Try it. What's required is a verbatim printout of all the data.
-------- Records for the task --------
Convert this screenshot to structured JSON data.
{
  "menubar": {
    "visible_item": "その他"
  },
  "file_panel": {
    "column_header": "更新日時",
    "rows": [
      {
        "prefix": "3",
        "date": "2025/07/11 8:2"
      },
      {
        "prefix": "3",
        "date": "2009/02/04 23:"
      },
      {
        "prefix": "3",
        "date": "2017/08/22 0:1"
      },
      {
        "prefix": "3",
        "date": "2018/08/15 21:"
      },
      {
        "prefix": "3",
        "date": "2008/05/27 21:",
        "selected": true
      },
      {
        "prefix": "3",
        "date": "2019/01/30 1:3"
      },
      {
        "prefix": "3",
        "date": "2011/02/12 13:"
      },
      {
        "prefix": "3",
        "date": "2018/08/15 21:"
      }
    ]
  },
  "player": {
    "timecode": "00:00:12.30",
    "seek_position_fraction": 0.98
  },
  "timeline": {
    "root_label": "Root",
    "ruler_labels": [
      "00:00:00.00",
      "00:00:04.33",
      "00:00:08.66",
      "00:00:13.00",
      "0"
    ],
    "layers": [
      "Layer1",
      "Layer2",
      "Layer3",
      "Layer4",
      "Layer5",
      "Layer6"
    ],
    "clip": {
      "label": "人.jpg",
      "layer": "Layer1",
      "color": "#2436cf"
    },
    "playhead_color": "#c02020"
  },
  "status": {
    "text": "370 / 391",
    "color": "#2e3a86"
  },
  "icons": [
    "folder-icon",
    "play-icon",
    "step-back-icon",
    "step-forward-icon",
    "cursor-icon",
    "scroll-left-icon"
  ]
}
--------
Written response.
Convert this screenshot to structured JSON data.
{
  "menubar": {
    "visible_item": "その他"
  },
  "file_panel": {
    "column_header": "更新日時",
    "rows": [
      {
        "prefix": "3",
        "date": "2025/07/11 8:2"
      },
      {
        "prefix": "3",
        "date": "2009/02/04 23:"
      },
      {
        "prefix": "3",
        "date": "2017/08/22 0:1"
      },
      {
        "prefix": "3",
        "date": "2018/08/15 21:"
      },
      {
        "prefix": "3",
        "date": "2008/05/27 21:",
        "selected": true
      },
      {
        "prefix": "3",
        "date": "2019/01/30 1:3"
      },
      {
        "prefix": "3",
        "date": "2011/02/12 13:"
      },
      {
        "prefix": "3",
        "date": "2018/08/15 21:"
      }
    ]
  },
  "player": {
    "timecode": "00:00:12.30",
    "seek_position_fraction": 0.98
  },
  "timeline": {
    "root_label": "Root",
    "ruler_labels": [
      "00:00:00.00",
      "00:00:04.33",
      "00:00:08.66",
      "00:00:13.00",
      "0"
    ],
    "layers": [
      "Layer1",
      "Layer2",
      "Layer3",
      "Layer4",
      "Layer5",
      "Layer6"
    ],
    "clip": {
      "label": "人.jpg",
      "layer": "Layer1",
      "color": "#2436cf"
    },
    "playhead_color": "#c02020"
  },
  "status": {
    "text": "370 / 391",
    "color": "#2e3a86"
  },
  "icons": [
    "folder-icon",
    "play-icon",
    "step-back-icon",
    "step-forward-icon",
    "cursor-icon",
    "scroll-left-icon"
  ]
}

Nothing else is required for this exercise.